The updated menu effortlessly merges the diverse, and numerous, flavours of contemporary Australia. “Think the sophistication of French and Asian dishes, combined with bold, huge flavours and textures that challenge traditional culinary boundaries,” said Porteous.
Starting off the night with a Bramberry cocktail — an intoxicating concoction of Roku gin, yuzu juice and blackberries — nibbles of oysters being iced and perfectly aligned spanner crab tacos with avocado and tobiko whetted our appetite for what was to come.
Dinner began with the Salmon ceviche, served with crème fraiche and potato crisps. The purple crisps were delicate and thin, and served as a fitting utensil for scooping up the salmon.
The jamon and mozarella croquettes were a welcome textural change, and paired well with the refreshing, though difficult to share burrata with green tomatoes and salsa verde. The star of the menu was inarguably the Stanton signature: crispy pork knuckle served with the house seeded soy mustard, truffled mash potato and charred, lemon-garlic greens. Dessert was an exquisitely crafted butterscotch mousse with cherries, banana ice cream and toffee. Frenchies draught beer, Audrey Wilkinson shiraz and semillon/sauvignon blanc were the beverages of the evening, pairing exceptionally well with the variety of flavours and textures on offer.

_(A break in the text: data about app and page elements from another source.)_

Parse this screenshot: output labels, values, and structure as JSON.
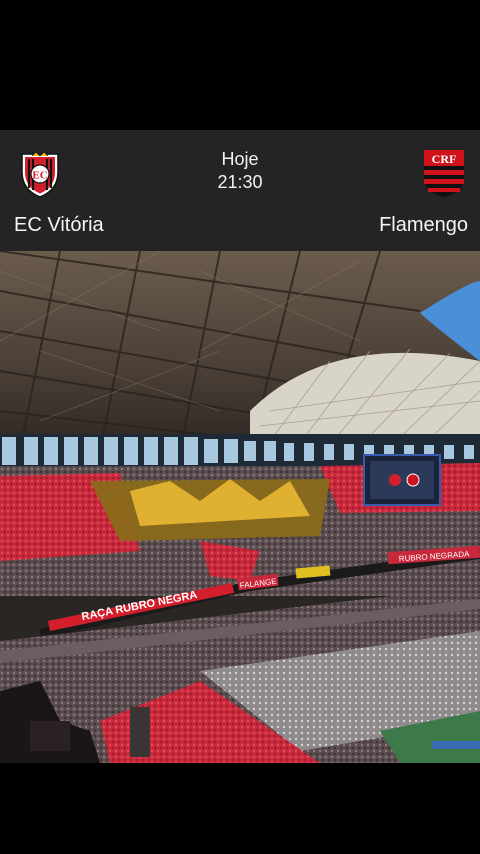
{
  "match": {
    "home_team": "EC Vitória",
    "away_team": "Flamengo",
    "day": "Hoje",
    "time": "21:30",
    "home_crest_icon": "ec-vitoria-crest-icon",
    "away_crest_icon": "flamengo-crest-icon"
  },
  "media": {
    "banner_text": "RAÇA RUBRO NEGRA",
    "banner_small": "FALANGE",
    "banner_right": "RUBRO NEGRADA"
  },
  "colors": {
    "card_bg": "#242424",
    "vitoria_red": "#d21f2b",
    "flamengo_red": "#d0121b",
    "crowd_red": "#c8283a"
  }
}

The Canadian-born Peterson is proud when he says “it is the North American style of service that I try to teach all my staff. Do whatever it takes. Always say yes. There’s no such thing as over serving someone.” It makes sense that Peterson and Porteous describe Stanton & Co. as a labour of love. It is this mind-set and culture that truly sets Stanton & Co apart, and the new menu is the icing on the cake.